If you haven’t yet experienced the symptoms of text neck, it may just be a matter of maintaining healthy habits to avoid it. Exercise regularly and stretch daily. One way to put the health of your neck on cruise control is to do a little yoga every day.

Some of these exercises you will find in a yoga routine and some are just good for neck strength.

Neck Retraction Exercise (with a lift)

This exercise is also known as a chin tuck exercise, however, in this particular example, we’re going to add a small lift at the end of the motion.

  1. Stand or sit with good posture and make sure your head is level.
  2. You can place your finger on your chin to help you with range.
  3. Without moving your finger or changing the angle of your head, move your chin away from your finger. You should feel your head moving backwards as if you were making a double chin.
  4. Once your head reaches as far back as it can go, lift your head higher by lengthening your neck (without changing the angle-it should remain level) Picture ET’s head lifting straight up as his neck extends.
  5. Relax and return to the position you started in (neutral with a finger on your chin).

This exercise helps to reposition your head to the proper alignment and increases mobility in your spine. You can view this exercise and more neck stretches to get a better idea of what you should look like while doing them.

Exaggerated Nod

Make sure you’re standing or sitting in an upright position.

  1. Maintain good posture while you look up to the ceiling with a closed mouth.
  2. Let your jaw relax and your mouth slowly open as you extend another inch or two
  3. Now close your mouth slowly and you should feel the pull in the front of your neck.

This is an excellent way to counterbalance the effects of the forward-tilted head position. This exercise/stretch increases the mobility of your neck and stretches the tightening muscles in the front of your neck. It also forces your shoulders down and pulls them back, which is the opposite position of the text neck position.

Prone Cobra Stretch

  1. Lie face down on the floor with a rolled-up towel to cushion your forehead.
  2. Lift your hands off the floor and pinch your shoulder blades together.
  3. Lift your head off the floor and hold for 10 seconds.
  4. Repeat 6-10 times.

Since the text neck condition elongates the muscles in the neck, back and shoulders, this pose works on building strength and tightening those areas.

Cat Cow Pose

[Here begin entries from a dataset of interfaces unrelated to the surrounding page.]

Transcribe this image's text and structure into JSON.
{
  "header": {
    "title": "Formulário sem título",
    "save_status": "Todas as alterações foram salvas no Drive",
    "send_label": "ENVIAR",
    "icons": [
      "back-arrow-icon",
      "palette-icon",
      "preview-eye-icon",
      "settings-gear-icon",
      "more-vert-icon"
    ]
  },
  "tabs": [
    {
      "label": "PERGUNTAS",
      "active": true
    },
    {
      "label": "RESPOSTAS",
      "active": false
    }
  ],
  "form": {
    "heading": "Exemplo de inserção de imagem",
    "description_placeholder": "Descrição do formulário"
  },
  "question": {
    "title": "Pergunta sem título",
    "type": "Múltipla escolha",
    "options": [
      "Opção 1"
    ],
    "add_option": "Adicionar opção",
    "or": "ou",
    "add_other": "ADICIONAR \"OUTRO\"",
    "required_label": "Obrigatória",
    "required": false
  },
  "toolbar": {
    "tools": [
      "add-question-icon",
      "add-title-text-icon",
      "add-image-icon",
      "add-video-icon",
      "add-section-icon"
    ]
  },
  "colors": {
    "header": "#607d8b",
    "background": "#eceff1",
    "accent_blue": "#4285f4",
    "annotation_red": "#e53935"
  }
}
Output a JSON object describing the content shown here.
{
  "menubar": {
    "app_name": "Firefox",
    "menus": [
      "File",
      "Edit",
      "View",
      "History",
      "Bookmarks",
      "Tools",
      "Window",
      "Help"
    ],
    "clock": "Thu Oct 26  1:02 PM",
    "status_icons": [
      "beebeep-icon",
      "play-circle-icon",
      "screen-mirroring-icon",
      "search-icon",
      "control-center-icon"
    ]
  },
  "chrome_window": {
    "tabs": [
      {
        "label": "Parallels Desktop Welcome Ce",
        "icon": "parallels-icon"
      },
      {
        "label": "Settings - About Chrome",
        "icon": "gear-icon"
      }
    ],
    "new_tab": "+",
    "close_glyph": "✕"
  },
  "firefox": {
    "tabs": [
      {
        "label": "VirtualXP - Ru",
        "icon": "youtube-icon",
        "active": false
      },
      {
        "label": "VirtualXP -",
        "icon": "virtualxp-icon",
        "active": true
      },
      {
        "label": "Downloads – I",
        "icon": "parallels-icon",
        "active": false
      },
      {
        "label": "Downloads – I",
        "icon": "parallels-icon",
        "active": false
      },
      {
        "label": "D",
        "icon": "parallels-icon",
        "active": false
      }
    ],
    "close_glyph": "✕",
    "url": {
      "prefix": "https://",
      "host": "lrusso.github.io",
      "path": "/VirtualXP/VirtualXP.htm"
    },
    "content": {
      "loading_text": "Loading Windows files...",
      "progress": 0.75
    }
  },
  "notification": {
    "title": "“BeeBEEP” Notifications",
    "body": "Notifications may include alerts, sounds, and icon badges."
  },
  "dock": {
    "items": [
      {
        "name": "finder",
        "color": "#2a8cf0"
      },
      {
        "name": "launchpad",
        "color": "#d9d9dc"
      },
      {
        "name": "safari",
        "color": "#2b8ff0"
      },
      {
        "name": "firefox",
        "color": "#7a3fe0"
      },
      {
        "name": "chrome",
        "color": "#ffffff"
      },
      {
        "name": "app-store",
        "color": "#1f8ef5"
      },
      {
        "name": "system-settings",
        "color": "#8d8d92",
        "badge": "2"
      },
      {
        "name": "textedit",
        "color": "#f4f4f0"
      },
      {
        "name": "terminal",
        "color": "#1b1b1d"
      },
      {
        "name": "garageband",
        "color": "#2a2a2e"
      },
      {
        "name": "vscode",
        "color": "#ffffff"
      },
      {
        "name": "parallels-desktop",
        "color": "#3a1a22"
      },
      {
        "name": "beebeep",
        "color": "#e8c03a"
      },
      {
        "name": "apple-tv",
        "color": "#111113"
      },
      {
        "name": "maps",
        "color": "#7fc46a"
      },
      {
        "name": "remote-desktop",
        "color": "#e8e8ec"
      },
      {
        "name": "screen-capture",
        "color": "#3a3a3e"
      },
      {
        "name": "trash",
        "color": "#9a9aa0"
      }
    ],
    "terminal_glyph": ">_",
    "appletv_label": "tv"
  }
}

This is a great way to restore mobility to your spine and increase the range you have with your neck. This exercise is very common in a typical yoga routine.

  1. Get on all fours with your shoulders over your wrists and your toes on the ground (if you can’t get your toes to stay on the ground don’t worry).
  2. Inhale as you move into cow pose. This is where you drop your pelvis and belly toward the ground and lift your head up. It should feel like you’re poking your butt out).
  3. As you exhale, arch your back like a cat that’s about to attack, drop your head and let your tailbone point towards the ground.
  4. Repeat this cycle 7-10 times.

If you want to check if you’re doing this pose correctly you can view it here.

A healthy lifestyle goes a long way

Some of the habits we develop throughout life can have detrimental effects on our health in the long run. Knowledge is power but not if you don’t apply it!

Maintain an active lifestyle and balance the time you spend texting on your phone. Now that you know what causes text neck, you can take the steps to prevent it from happening to you or reverse it if you’re already feeling its symptoms.





Michael Liougas is the owner of the Global Health Physiotherapy Clinic in Toronto. He has helped thousands of patients restore their health and is focused on providing solutions that help people live pain-free lives.